The results showed that neighborhoods with a higher number of 'points of interest'--which refers to destinations such as schools, parks, and shops--and a friendlier environment for active living were associated with fewer risk factors for metabolic syndrome. Essentially, residing in a neighborhood that offers more destinations, walkability, and opportunities for physical activity was linked to improved metabolic health. Interestingly, the researchers also found fewer health-related risk factors in areas with a higher number of homes. This can be attributed to increased access to amenities, facilitating social interaction, and reducing reliance on cars. Such environments foster active transportation, encouraging individuals to engage in walking or cycling, which further enhances their overall metabolic well-being.
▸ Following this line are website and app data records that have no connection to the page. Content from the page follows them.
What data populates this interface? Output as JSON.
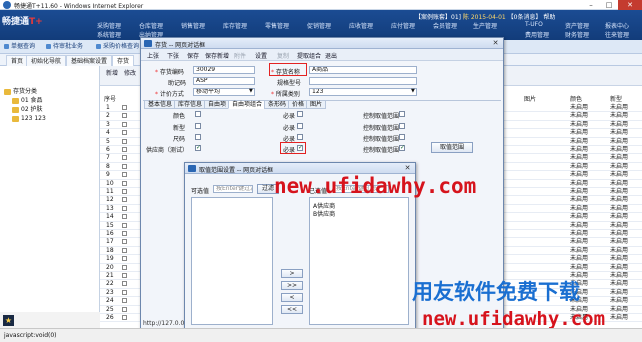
{
  "browser": {
    "title": "畅捷通T+11.60 - Windows Internet Explorer",
    "min": "–",
    "max": "□",
    "close": "✕"
  },
  "app": {
    "brand": "畅捷通",
    "brand_mark": "T+",
    "nav": [
      "采购管理",
      "仓库管理",
      "销售管理",
      "库存管理",
      "零售管理",
      "促销管理",
      "应收管理",
      "应付管理",
      "会员管理",
      "生产管理",
      "T-UFO",
      "资产管理",
      "报表中心",
      "系统管理",
      "出纳管理",
      "费用管理",
      "财务管理",
      "往来管理",
      "基础设置"
    ],
    "user": {
      "account": "【案例账套】01]",
      "name": "陈",
      "date": "2015-04-01",
      "notice": "【0条消息】",
      "help": "帮助"
    }
  },
  "quick": [
    "单据查询",
    "待审批业务",
    "采购价格查询"
  ],
  "tabs": {
    "home": "首页",
    "guide": "初始化导航",
    "archive": "基础档案设置",
    "stock": "存货"
  },
  "tree": {
    "root": "存货分类",
    "items": [
      "01 食品",
      "02 护肤",
      "123 123"
    ]
  },
  "grid": {
    "toolbar": [
      "新增",
      "修改"
    ],
    "columns": {
      "num": "序号",
      "pic": "图片",
      "color": "颜色",
      "style": "新型"
    },
    "rows": [
      {
        "n": "1",
        "s": "未启用",
        "t": "未启用"
      },
      {
        "n": "2",
        "s": "未启用",
        "t": "未启用"
      },
      {
        "n": "3",
        "s": "未启用",
        "t": "未启用"
      },
      {
        "n": "4",
        "s": "未启用",
        "t": "未启用"
      },
      {
        "n": "5",
        "s": "未启用",
        "t": "未启用"
      },
      {
        "n": "6",
        "s": "未启用",
        "t": "未启用"
      },
      {
        "n": "7",
        "s": "未启用",
        "t": "未启用"
      },
      {
        "n": "8",
        "s": "未启用",
        "t": "未启用"
      },
      {
        "n": "9",
        "s": "未启用",
        "t": "未启用"
      },
      {
        "n": "10",
        "s": "未启用",
        "t": "未启用"
      },
      {
        "n": "11",
        "s": "未启用",
        "t": "未启用"
      },
      {
        "n": "12",
        "s": "未启用",
        "t": "未启用"
      },
      {
        "n": "13",
        "s": "未启用",
        "t": "未启用"
      },
      {
        "n": "14",
        "s": "未启用",
        "t": "未启用"
      },
      {
        "n": "15",
        "s": "未启用",
        "t": "未启用"
      },
      {
        "n": "16",
        "s": "未启用",
        "t": "未启用"
      },
      {
        "n": "17",
        "s": "未启用",
        "t": "未启用"
      },
      {
        "n": "18",
        "s": "未启用",
        "t": "未启用"
      },
      {
        "n": "19",
        "s": "未启用",
        "t": "未启用"
      },
      {
        "n": "20",
        "s": "未启用",
        "t": "未启用"
      },
      {
        "n": "21",
        "s": "未启用",
        "t": "未启用"
      },
      {
        "n": "22",
        "s": "未启用",
        "t": "未启用"
      },
      {
        "n": "23",
        "s": "未启用",
        "t": "未启用"
      },
      {
        "n": "24",
        "s": "未启用",
        "t": "未启用"
      },
      {
        "n": "25",
        "s": "未启用",
        "t": "未启用"
      },
      {
        "n": "26",
        "s": "未启用",
        "t": "未启用"
      }
    ]
  },
  "dialog1": {
    "title": "存货 -- 网页对话框",
    "toolbar": [
      "上张",
      "下张",
      "保存",
      "保存新增",
      "附件",
      "设置",
      "复制",
      "提取组合",
      "退出"
    ],
    "code_label": "存货编码",
    "code_value": "30029",
    "name_label": "存货名称",
    "name_value": "A商品",
    "mnemonic_label": "助记码",
    "mnemonic_value": "ASP",
    "spec_label": "规格型号",
    "spec_value": "",
    "valuation_label": "计价方式",
    "valuation_value": "移动平均",
    "category_label": "所属类别",
    "category_value": "123",
    "subtabs": [
      "基本信息",
      "库存信息",
      "自由项",
      "自由项组合",
      "条形码",
      "价格",
      "图片"
    ],
    "rows": [
      {
        "label": "颜色",
        "req": "必录",
        "ctrl": "控制取值范围"
      },
      {
        "label": "新型",
        "req": "必录",
        "ctrl": "控制取值范围"
      },
      {
        "label": "尺码",
        "req": "必录",
        "ctrl": "控制取值范围"
      },
      {
        "label": "供应商（测试）",
        "req": "必录",
        "ctrl": "控制取值范围"
      }
    ],
    "range_button": "取值范围",
    "url": "http://127.0.0.1"
  },
  "dialog2": {
    "title": "取值范围设置 -- 网页对话框",
    "left_label": "可选值",
    "left_placeholder": "按Enter键过滤",
    "filter_button": "过滤",
    "right_label": "已选值",
    "right_placeholder": "按Enter键过滤",
    "selected": [
      "A供应商",
      "B供应商"
    ],
    "move": [
      ">",
      ">>",
      "<",
      "<<"
    ]
  },
  "watermark": {
    "url_mid": "new.ufidawhy.com",
    "brand": "用友软件免费下载",
    "url_bottom": "new.ufidawhy.com"
  },
  "status": {
    "text": "javascript:void(0)"
  },
  "colors": {
    "header": "#1b4c93",
    "highlight": "#e32222",
    "watermark_red": "#d6131c",
    "watermark_blue": "#1a6fd1"
  }
}
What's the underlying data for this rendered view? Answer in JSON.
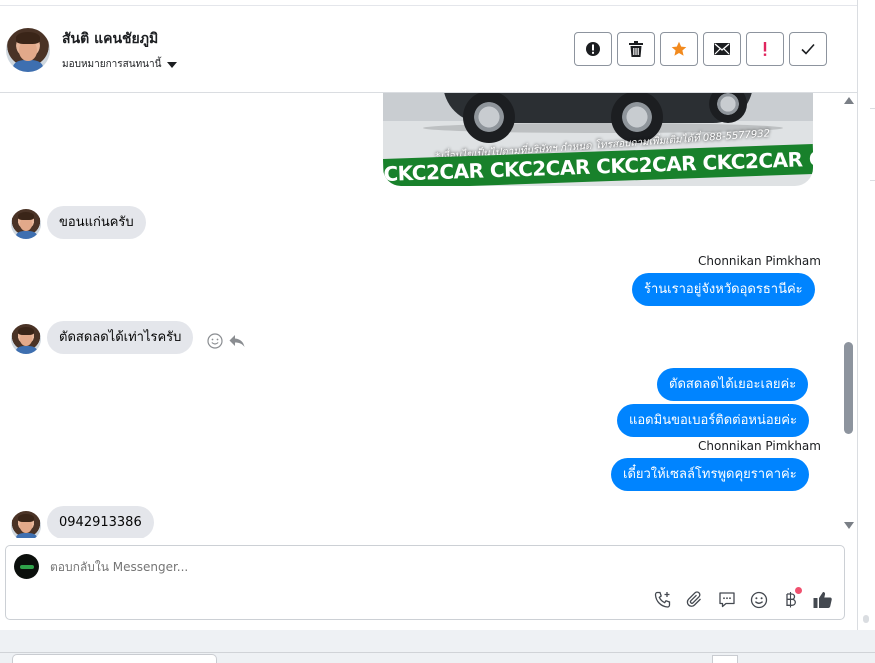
{
  "header": {
    "contact_name": "สันติ แคนชัยภูมิ",
    "assign_label": "มอบหมายการสนทนานี้",
    "actions": [
      {
        "name": "report-spam-button",
        "icon": "alert-circle-icon",
        "glyph": "⬤"
      },
      {
        "name": "delete-button",
        "icon": "trash-icon",
        "glyph": "🗑"
      },
      {
        "name": "star-button",
        "icon": "star-icon",
        "glyph": "★"
      },
      {
        "name": "mark-unread-button",
        "icon": "envelope-icon",
        "glyph": "✉"
      },
      {
        "name": "follow-up-button",
        "icon": "exclamation-icon",
        "glyph": "!"
      },
      {
        "name": "mark-done-button",
        "icon": "check-icon",
        "glyph": "✓"
      }
    ]
  },
  "attachment": {
    "caption": "*เงื่อนไขเป็นไปตามที่บริษัทฯ กำหนด โทรสอบถามเพิ่มเติมได้ที่ 088-5577932",
    "banner": "CKC2CAR CKC2CAR CKC2CAR CKC2CAR CKC2CAR CKC2"
  },
  "messages": {
    "m1": "ขอนแก่นครับ",
    "sender1": "Chonnikan Pimkham",
    "m2": "ร้านเราอยู่จังหวัดอุดรธานีค่ะ",
    "m3": "ตัดสดลดได้เท่าไรครับ",
    "m4": "ตัดสดลดได้เยอะเลยค่ะ",
    "m5": "แอดมินขอเบอร์ติดต่อหน่อยค่ะ",
    "sender2": "Chonnikan Pimkham",
    "m6": "เดี๋ยวให้เซลล์โทรพูดคุยราคาค่ะ",
    "m7": "0942913386"
  },
  "composer": {
    "placeholder": "ตอบกลับใน Messenger..."
  },
  "colors": {
    "outgoing": "#0084ff",
    "incoming": "#e4e6eb",
    "star": "#f28a1e",
    "follow_up": "#e0245e"
  }
}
The study also noted that the NDVI was higher for women compared to men, indicating that women tend to live in neighborhoods with more greenery. However, no significant associations were found for NDVI or intersection density in relation to the metabolic syndrome outcomes.

The findings of the current study align with previous research, indicating that activity-friendly neighborhoods, characterized by a higher number of destinations, dwelling density, and overall active living environment friendliness, were associated with lower odds of having metabolic syndrome. "These findings indicate the importance of designing neighborhoods that encourage physical activity, as they can significantly improve overall population health," concludes Dr. Koohsari.

The study also emphasizes the need for additional research to investigate alternative measures of residential greenness and highlights the importance of cautious interpretation when generalizing findings from non-Canadian studies, considering differences in climate, politics, healthcare systems, and culture.


Image information for EurekAlert:
Image Title: A man with a cardiovascular condition
Image Caption: Metabolic syndrome serves as a pathway to numerous chronic diseases, including diabetes and cardiovascular diseases.
Image Credit: Public Domain (rawpixel)
Image Source Link:
License Type: CC0 1.0 Universal


Image information for EurekAlert:
Image Title: An urban neighborhood
Image Caption: (Re)designing neighborhoods to prevent and potentially manage metabolic syndrome is a population-based approach
Image Credit: Rae Allen on Flickr
Image Source Link:
License Type: CC BY 2.0


Title of original paper: The contributions of neighbourhood design in promoting metabolic health
Authors: Mohammad Javad Koohsari*, Akitomo Yasunaga, Koichiro Oka, Tomoki Nakaya, Yukari Nagai, Jennifer E Vena, and Gavin R. McCormack
Journal: Humanities and Social Sciences Communications
DOI: 10.1057/s41599-023-01902-9

Funding information
Mohammad Javad Koohsari is supported by the JSPS KAKENHI (grant 23K09701)
Koichiro Oka is supported by the JSPS Grants-in-Aid for Scientific Research program (grant 20H04113)
Tomoki Nakaya was supported by the Japan Society for the Promotion of Science (JSPS) Grants-in-Aid for Scientific Research program (grant 20H00040)
Gavin R. McCormack is supported by a Canadian Institutes of Health Research Foundations Scheme Grant (FDN-154331)

July 25, 2023